Fast, secure, safe: the web that can still be

Node, PHP, Python, Ruby—we’ve grown accustomed to the fact that most of the web is produced by dynamic languages. This has various advantages in expressiveness, but it’s not without its problems.

Somehow in the rush of Minimum Viable Products and the latest fashions in web frameworks, most web developers have forgotten compiled languages.

This talk will look at some of the problems caused by dynamic languages and how compiled languages can solve them surprisingly elegantly, looking in particular at Rust as an implementation language.

The two key areas of focus are performance and correctness:

1) Performance (development, CPU and memory): dynamic languages focus on developer performance at the cost of runtime performance, causing various scalability problems and upsetting users by making them wait. As it stands, web server startup times of a minute are not unheard-of, with basic apps using several hundred megabytes of RAM; tests that take many minutes to run are also common. In a language like Rust, total server startup times measured in milliseconds are the norm (of course, this is to be balanced against compile time), and memory usage can easily be cut to a minuscule fraction of that of its dynamic brethren.

Moreover, the developer performance claims of dynamic languages really start to fall apart over time as codebases grow and time passes by, and the probability of accidentally introducing nasty bugs increases significantly; compiled languages have various standard features that make long-term maintenance surprisingly easy and safe.

2) Correctness: dynamic languages make it concerningly easy to do the wrong thing, and only find out at runtime—or worse, when your site has been hacked. By using a language like Rust and its type system effectively, we’ll see how doing the right thing comes naturally, and how this can save you from nasty bugs and security problems. As an example, it’s entirely feasible to make a web framework immune to injection bugs (SQL injection, XSS, &c.), without performance becoming a problem.

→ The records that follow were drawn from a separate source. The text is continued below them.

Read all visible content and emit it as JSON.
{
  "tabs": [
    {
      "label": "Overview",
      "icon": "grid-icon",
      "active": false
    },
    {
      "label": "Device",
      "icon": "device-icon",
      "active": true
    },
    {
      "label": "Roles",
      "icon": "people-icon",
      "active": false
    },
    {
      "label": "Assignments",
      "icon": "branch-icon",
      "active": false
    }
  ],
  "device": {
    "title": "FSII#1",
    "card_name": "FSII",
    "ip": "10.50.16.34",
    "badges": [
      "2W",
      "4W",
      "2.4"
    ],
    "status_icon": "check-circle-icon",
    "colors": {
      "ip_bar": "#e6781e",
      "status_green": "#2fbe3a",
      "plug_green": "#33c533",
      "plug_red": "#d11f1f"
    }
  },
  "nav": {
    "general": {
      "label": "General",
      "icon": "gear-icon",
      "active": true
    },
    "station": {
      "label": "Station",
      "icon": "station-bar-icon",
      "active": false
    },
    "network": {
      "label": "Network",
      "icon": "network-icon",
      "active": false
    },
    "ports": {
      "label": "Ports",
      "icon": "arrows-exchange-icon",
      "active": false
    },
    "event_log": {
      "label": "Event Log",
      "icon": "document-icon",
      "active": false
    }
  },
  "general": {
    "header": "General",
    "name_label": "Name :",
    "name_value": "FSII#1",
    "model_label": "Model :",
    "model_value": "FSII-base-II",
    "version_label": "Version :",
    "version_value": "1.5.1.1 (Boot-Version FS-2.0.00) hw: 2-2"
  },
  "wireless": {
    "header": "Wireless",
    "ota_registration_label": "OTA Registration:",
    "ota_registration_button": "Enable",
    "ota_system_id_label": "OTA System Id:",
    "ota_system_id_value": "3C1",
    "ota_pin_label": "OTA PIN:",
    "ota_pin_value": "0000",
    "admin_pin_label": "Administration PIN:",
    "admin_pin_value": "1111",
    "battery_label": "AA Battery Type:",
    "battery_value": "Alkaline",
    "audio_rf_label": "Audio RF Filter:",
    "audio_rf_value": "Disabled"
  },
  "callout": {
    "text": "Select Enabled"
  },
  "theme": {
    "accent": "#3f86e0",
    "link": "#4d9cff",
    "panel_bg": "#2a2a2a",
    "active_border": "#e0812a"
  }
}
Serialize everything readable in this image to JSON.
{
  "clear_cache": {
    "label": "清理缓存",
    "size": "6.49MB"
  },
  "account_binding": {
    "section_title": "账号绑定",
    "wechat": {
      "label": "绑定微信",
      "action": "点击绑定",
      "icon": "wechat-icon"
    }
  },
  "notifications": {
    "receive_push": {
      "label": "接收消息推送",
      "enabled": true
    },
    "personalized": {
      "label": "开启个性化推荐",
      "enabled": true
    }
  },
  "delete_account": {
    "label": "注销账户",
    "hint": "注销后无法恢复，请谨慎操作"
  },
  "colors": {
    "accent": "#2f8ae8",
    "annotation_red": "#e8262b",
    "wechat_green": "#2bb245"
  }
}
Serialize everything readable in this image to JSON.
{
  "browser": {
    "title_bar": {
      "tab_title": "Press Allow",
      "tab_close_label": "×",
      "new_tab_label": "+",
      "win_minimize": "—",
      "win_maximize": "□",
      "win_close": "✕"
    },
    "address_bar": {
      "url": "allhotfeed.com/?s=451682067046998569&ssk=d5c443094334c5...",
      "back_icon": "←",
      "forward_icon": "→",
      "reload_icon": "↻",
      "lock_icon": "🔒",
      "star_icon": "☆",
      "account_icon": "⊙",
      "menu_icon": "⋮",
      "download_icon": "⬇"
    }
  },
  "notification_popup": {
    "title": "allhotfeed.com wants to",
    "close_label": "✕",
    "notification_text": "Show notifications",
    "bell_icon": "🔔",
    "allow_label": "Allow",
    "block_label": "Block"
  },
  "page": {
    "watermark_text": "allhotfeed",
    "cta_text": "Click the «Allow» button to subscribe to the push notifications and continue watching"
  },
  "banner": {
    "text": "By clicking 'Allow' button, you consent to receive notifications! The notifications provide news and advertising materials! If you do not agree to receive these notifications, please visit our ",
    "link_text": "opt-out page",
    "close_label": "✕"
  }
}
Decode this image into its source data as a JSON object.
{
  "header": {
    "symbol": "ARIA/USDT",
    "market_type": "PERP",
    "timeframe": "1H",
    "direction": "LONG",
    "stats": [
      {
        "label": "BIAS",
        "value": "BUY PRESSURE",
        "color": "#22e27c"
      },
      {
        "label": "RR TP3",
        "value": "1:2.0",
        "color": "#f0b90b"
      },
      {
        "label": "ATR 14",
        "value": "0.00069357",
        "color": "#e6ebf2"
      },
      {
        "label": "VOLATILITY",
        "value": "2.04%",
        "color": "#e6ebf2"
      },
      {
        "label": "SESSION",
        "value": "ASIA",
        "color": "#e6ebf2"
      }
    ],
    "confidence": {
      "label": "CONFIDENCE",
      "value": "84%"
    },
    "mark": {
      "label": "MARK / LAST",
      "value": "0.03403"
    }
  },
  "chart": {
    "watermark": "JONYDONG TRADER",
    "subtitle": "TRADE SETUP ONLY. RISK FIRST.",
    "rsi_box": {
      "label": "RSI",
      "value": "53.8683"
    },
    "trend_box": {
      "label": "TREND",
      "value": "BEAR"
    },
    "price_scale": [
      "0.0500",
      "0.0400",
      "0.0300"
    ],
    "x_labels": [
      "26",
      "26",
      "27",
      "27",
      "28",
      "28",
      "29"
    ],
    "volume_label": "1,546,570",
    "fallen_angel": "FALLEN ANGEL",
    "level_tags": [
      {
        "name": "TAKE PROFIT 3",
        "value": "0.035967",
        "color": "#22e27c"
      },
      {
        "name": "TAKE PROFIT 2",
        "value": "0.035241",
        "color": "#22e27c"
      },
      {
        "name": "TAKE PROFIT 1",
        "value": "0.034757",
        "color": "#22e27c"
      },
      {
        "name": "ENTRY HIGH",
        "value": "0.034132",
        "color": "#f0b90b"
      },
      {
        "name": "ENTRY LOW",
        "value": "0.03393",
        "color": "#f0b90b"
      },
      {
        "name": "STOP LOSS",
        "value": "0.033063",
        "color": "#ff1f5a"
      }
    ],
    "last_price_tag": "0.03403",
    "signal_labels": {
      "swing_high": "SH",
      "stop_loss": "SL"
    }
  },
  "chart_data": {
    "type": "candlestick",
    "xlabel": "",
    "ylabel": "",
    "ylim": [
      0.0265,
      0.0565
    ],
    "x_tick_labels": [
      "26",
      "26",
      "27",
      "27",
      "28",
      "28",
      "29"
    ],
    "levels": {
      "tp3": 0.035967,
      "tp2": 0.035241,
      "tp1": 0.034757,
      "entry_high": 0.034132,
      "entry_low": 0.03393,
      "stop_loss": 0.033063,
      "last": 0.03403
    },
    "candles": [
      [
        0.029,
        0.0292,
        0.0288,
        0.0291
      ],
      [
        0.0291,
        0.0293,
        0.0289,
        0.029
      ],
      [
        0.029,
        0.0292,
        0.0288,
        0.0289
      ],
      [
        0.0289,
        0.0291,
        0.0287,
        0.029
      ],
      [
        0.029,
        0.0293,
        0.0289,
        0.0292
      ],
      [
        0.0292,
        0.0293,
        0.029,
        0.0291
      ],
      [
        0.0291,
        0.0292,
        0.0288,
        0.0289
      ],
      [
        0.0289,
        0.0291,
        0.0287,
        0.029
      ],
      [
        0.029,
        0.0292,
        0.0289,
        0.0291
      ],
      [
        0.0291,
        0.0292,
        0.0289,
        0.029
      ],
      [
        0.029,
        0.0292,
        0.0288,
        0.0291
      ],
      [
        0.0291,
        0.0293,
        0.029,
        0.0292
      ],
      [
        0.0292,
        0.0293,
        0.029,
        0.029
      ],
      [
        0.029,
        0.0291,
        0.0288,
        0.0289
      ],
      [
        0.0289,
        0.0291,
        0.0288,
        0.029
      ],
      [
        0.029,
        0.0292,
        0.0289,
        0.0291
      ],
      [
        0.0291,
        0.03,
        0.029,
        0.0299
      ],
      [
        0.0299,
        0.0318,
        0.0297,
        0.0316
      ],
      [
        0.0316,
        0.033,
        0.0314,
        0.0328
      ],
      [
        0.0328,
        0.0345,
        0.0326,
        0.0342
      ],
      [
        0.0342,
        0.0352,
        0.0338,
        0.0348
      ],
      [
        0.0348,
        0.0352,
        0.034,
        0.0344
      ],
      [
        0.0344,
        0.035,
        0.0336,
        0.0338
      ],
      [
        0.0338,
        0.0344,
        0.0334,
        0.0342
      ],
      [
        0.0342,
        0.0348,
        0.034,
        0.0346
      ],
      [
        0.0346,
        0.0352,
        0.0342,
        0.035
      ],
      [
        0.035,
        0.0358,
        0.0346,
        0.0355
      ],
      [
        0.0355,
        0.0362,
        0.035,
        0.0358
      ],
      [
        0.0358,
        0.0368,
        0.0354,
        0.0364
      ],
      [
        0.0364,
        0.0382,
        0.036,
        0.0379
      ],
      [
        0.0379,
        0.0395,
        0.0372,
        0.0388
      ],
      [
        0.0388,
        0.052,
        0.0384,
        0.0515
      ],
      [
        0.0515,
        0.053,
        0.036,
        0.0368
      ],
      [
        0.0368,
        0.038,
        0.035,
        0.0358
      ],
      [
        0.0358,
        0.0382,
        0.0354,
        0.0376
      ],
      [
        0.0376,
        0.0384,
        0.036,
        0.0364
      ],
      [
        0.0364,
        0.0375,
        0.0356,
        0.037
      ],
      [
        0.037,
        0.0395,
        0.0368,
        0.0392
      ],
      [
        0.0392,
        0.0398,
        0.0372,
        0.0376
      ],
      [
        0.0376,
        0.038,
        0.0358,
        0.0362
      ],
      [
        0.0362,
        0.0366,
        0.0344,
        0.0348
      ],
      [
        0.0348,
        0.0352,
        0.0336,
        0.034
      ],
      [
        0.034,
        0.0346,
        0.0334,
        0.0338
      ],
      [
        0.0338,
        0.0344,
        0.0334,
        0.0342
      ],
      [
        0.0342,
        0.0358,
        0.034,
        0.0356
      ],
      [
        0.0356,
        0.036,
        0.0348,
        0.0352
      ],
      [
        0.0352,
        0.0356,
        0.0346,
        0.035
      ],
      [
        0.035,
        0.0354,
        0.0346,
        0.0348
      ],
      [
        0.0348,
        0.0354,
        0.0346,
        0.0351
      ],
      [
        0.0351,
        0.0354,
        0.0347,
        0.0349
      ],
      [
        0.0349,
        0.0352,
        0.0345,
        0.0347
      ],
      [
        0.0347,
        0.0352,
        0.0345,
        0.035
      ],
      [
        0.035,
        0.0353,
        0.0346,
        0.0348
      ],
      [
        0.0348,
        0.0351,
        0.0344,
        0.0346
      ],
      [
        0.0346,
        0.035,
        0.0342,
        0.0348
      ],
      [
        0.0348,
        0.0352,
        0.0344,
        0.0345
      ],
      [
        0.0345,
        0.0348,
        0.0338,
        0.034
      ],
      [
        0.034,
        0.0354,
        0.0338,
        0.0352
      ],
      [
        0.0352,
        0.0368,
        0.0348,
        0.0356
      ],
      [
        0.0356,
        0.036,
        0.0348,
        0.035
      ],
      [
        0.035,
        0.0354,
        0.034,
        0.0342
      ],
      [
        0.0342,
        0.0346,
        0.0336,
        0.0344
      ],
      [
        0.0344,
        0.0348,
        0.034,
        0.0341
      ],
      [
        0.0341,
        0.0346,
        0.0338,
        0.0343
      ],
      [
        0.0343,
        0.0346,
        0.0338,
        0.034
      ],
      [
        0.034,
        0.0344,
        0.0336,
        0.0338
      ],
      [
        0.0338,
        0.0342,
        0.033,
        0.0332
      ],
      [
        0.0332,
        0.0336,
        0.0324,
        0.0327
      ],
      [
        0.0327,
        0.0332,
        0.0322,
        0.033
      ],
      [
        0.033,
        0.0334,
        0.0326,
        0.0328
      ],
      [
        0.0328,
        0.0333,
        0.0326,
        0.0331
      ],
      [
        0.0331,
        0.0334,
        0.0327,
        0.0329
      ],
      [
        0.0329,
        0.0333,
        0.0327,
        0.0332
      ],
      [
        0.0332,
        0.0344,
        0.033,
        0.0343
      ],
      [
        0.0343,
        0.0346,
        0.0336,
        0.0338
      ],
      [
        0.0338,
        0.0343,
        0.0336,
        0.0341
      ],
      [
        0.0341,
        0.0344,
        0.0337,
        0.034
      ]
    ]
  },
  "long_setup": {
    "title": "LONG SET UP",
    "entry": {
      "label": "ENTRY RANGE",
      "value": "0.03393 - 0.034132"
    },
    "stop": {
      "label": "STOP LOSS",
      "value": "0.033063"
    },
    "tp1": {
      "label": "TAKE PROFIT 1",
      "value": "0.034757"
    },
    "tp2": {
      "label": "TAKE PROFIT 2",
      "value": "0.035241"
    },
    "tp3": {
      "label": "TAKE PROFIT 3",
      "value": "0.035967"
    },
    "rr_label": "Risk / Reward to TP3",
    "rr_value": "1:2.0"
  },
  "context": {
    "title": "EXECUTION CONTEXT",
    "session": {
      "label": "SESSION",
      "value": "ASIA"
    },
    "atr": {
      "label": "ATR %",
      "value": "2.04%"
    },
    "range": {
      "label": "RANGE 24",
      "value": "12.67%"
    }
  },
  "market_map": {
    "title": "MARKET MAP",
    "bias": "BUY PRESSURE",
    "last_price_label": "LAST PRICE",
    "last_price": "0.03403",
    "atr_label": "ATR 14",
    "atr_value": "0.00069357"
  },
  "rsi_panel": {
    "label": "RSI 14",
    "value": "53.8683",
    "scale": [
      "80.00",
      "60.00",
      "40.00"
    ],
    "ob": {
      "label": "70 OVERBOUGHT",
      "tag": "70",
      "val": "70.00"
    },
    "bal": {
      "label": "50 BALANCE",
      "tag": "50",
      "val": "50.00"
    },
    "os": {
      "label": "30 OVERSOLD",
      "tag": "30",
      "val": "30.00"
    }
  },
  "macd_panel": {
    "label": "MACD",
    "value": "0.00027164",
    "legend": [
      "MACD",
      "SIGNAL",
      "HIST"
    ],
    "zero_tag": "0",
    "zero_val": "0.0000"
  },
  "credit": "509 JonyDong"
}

You will come away from this talk thoughtfully assessing the tradeoffs of compiled and dynamic languages, perhaps ready to experiment with a completely compiled language for a change.

Chris Morgan



I’ve been working with the web from when I was ten. Until a year or so ago, I worked in dynamic languages almost all the time; professionally, I still work mostly in Python and JavaScript. But I had formed a vision of the web framework that I wanted, and at present Rust is the best language for my goals. I believe that the future lies somewhere closer to such languages, rather than with completely dynamic languages, and I’m slowly but surely building my vision—starting with writing Rust’s HTTP libraries.